What happens in a Balint group?
In a Balint Group:
Group participants sit in a circle, with a trained leader or two co-leaders. Clinicians present cases from their own practices. Group members listen to the presenter’s story, then discuss the case, with a focus on the clinician-patient relationship. Each presentation and discussion usually takes about 45 minutes, and groups often meet for 90 minutes.
The presenter tells the group about the case in an informal way, quite briefly, and without notes – because sometimes the way the story is told, including what is left out, can provide valuable clues to the nature of the presenter’s interaction with the patient. The presenter tries to convey the essence of how they experience the interaction with the patient and the atmosphere in the consulting room, to describe anything they are finding difficult and to include their own feelings and reactions.
The presenter is free to choose any patient to present. Often the patient presented will have have elicited strong feelings in the presenter, such as distress, frustration, surprise, difficulty, puzzlement or uncertainty.
In the group discussion, the group aims to explore the interaction between clinician and patient and to empathise with both of them. The group is encouraged to speculate, without any pressure to be right. The aim is to understand the situation in a deeper way, not to judge, advise, or offer solutions. It is important for the presenter to be protected from interrogation or criticism and to have time to listen and reflect on the group’s contributions. The atmosphere is mutually respectful and non-threatening. There is time to sit with uncertainty and complexity without the pressure to know the answer.
The clinician’s response to the patient often provides valuable clues about the patient’s psychological difficulties. Because of the diversity of group members’ varied personalities, life experiences and blind spots, there may be several ways of understanding the case. The group provides a place to express feelings – both pleasurable and painful. It provides camaraderie, intimacy and support. The presenter may find that in subsequent interactions with the patient, they are less defensive. They may find themselves increasing their repertoire of interventions and finding new approaches to recurring problems.

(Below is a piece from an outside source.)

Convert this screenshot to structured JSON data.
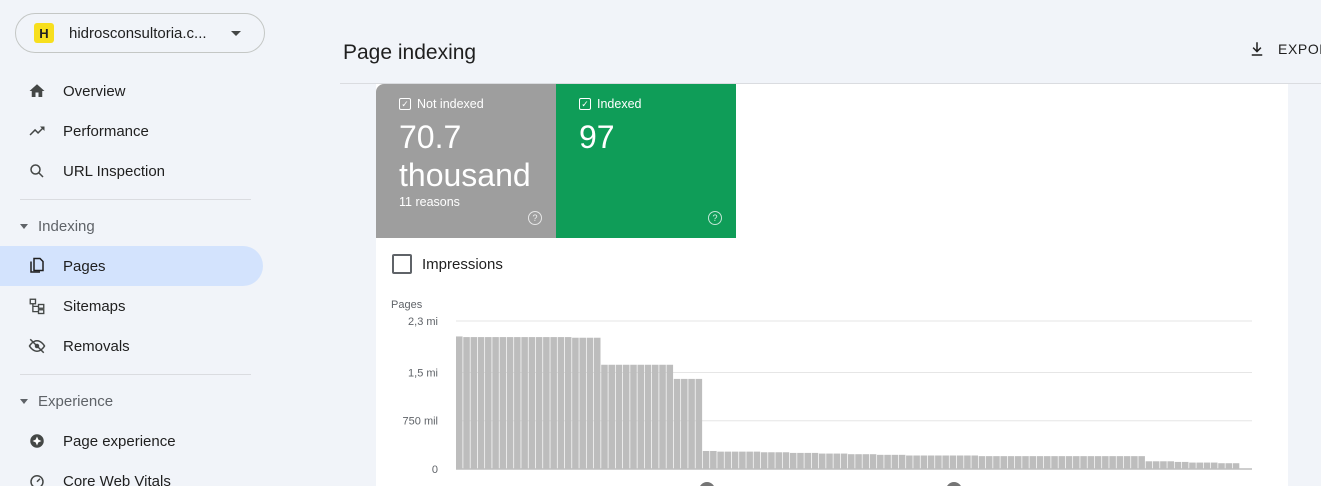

Participants develop better listening skills, observation skills and empathy. They develop increased self-awareness and capacity to reflect about themselves and they learn how useful it can be to examine their own reactions to patients. They experience the generativity of working as a group which is more than the sum of its parts. They become more creative, divergent and integrative in their thinking. They become more sensitive and skilled in addressing psychological aspects of their patients’ problems. They often develop increased professional satisfaction.